Kentucky 78 Wichita St. 76: is Calipari still just a recruiter?


Ding dong, the wicked Wichita of the Midwest is dead.

Kentucky (26-10) defeated the Wichita State Shockers (35-1) to reach the Sweet 16 in the Midwest region of the NCAA Tournament on Sunday.

It is impossible to completely stop an electric current, but the current used to mercilessly electrocute every one of its opponents by the Shockers this season was finally diverted into the ground by the Wildcats.

Despite the third-round loss, Wichita State head coach Gregg Marshall catapulted himself into the “top-10 coaches in college basketball” discussion after an incredible Final Four run last year and a nearly-immaculate season. However, as I have already written, there is a reason John Calipari is the second-highest paid head coach in college basketball.

Coach Cal did not guarantee a Sweet 16 appearance and the smooth-talking Italian certainly did not promise a ninth banner would be raised en route to a 40-0 season.

An ecstatic faction of the Big Blue faithful did.

Unlike overjoyed fans and bloodthirsty college-basketball analysts paid by ratings-driven sports networks, Coach Cal had perspective after the finalization of the “greatest recruiting class in the history of basketball” was announced last summer.

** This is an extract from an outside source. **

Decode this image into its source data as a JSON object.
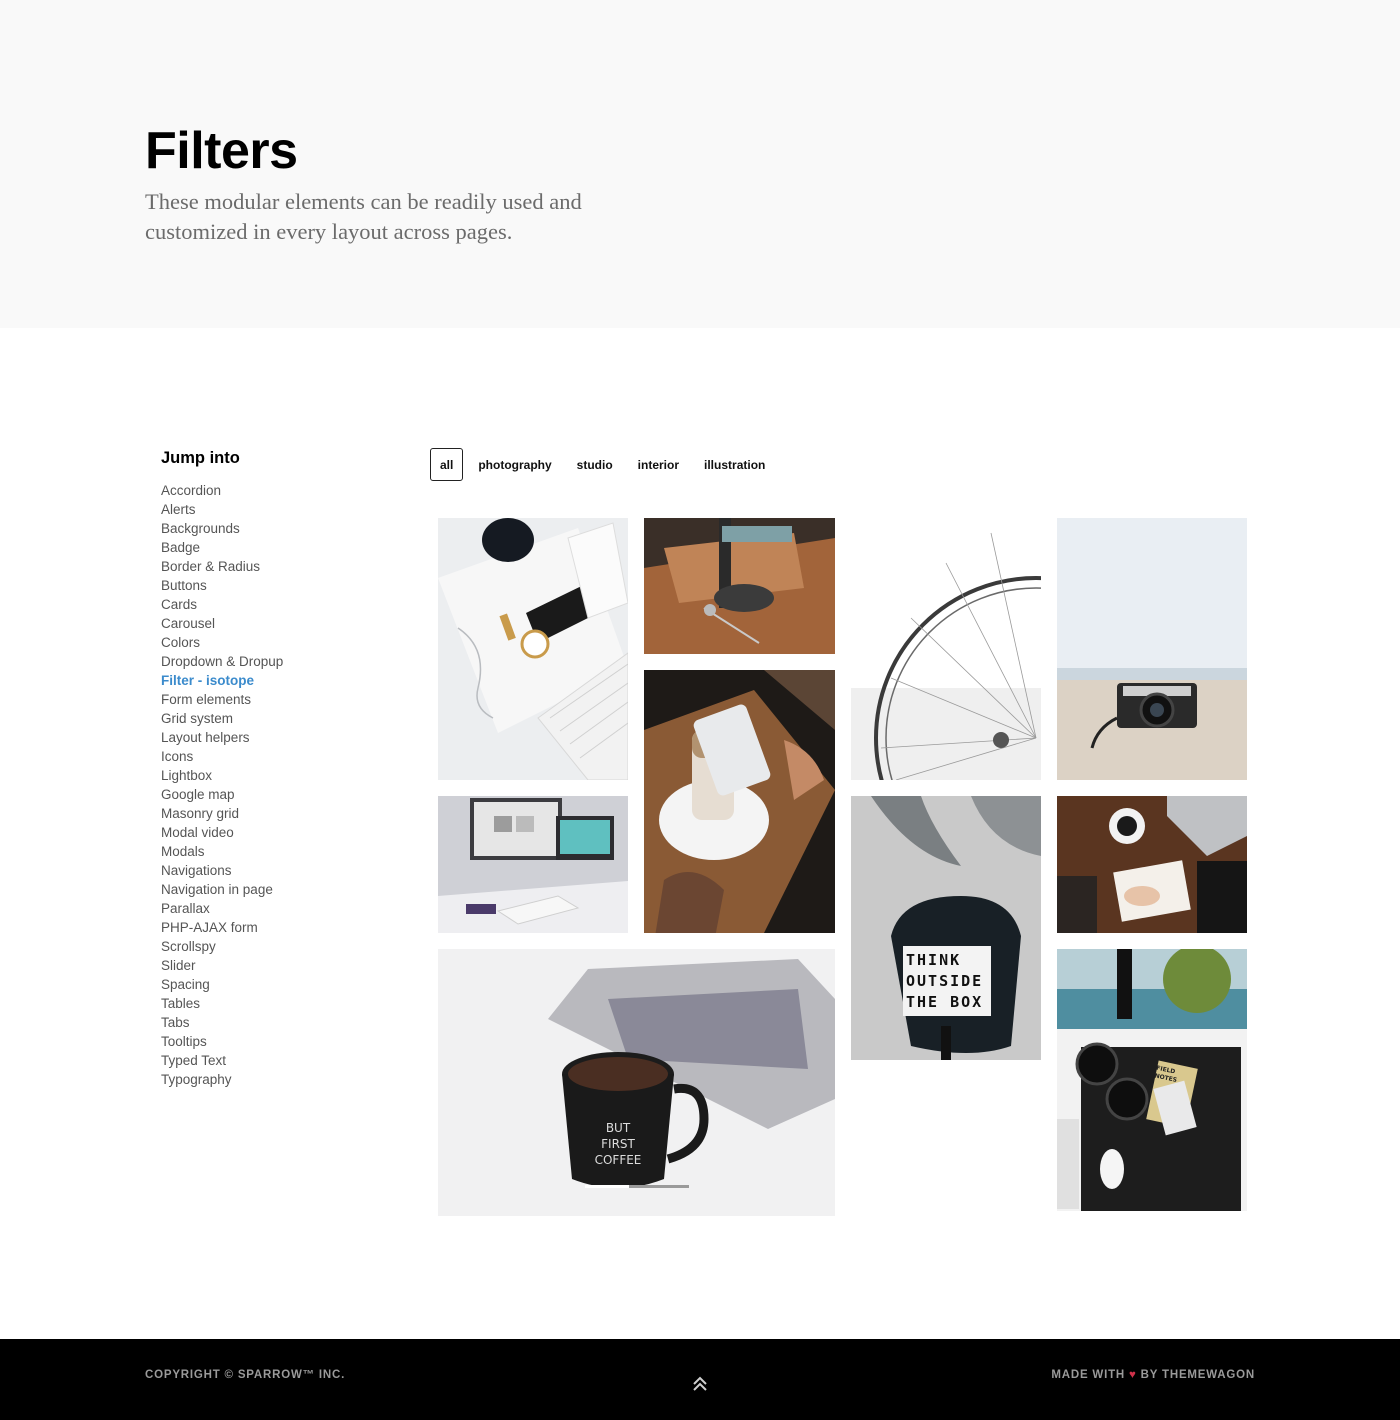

We’re young. We’re 18 and 19 year olds.” Calipari repeated this to a plethora of reporters throughout the season in response to the onslaught of questions regarding the Wildcats’ struggles.

Frustration increased rapidly in the minds of Wildcat fans after each loss, regardless of Calipari’s plea for patience.  It did not matter that out of all Kentucky’s ten losses, only two (both against Florida) came by more than nine points.

Kentucky was near the precipice of greatness all season, but cynics pointed to the same recruiting strategy that resulted in a championship in 2012 as the reason for the close losses.

2012 team

In the first ever article I published for isportsweb on Feb. 27, the first comment I received came from a person with the alias “sifjr2.”

The reader said, “Many fans are sick and tired of Calipari constantly whining about how young this team is. Solution? Stop recruiting “one and dones”!” (He also referred to the piece as a “dumb article.”)

This reader is certainly not representative of all Kentucky fans in any capacity, but the harsh criticism of the man who led Kentucky to its eighth national title was not unprecedented.

Critics of Calipari’s coaching ability were abruptly silenced after the Shockers three-point attempt bounced off the rim as the final buzzer sounded on Sunday.  Coach Cal started five freshmen and backed them up with two sophomores (and one senior for two minutes) to defeat the juggernaut.

Wichita State featured six upper-classmen in the rotation, including four seniors.  One of those seniors, Cleanthony Early, dominated the game with 31 points.

His performance and the advantage of possessing nine players with Final Four experience against a rotation of players without any significant playing time in the NCAA Tournament were insufficient against the young Wildcats.

Exceptional coaching from Calipari and the momentum of a team “peaking at the right time” were the contributing factors that led to the third round upset in St. Louis.

All the rational expectations placed on the Kentucky freshmen finally came to fruition.  Andrew Harrison’s hyper-extended elbow miraculously improved his shooting ability as he led the Wildcats with 20 points.  Twin brother Aaron played with a new-found confidence and chipped in 19 points.  James Young picked his spots from the three-point line and drained three crucial 3s.  Julius Randle was self-sacrificing and led the team with six assists.  Dakari Johnson denied the under-sized Shockers at the goal with stifling defense that did not result in a jaw-dropping stat line.

Every high school All-American on the Wildcats found their niche and bought in to the goal of winning. It only took 35 games for Coach Cal to make this cohesiveness happen, so is he still “just a recruiter?”


Patience is one of the toughest qualities for human beings to achieve and maintain. Faithful members of the Big Blue Nation captured that quality despite the fall from preseason-number-one-ranking grace.

For the cynical members of BBN who wrote off the Wildcats this season long before picking Wichita State to advance in their tournament brackets, only one thing needs to be written now.

The young Wildcats are going to the Sweet 16.

  • Burl Addison

    This column makes me remember a response to a question posed to Bobby Bowden: which is more important- good coaching or good talent? Bowden laughed and said, “of course, good talent”. Still, Kentucky’s play has certainly improved and Coach Cal deserves at least a portion of the credit. He sure would have taken the bulk of the criticism if that last Wichita shot had gone in!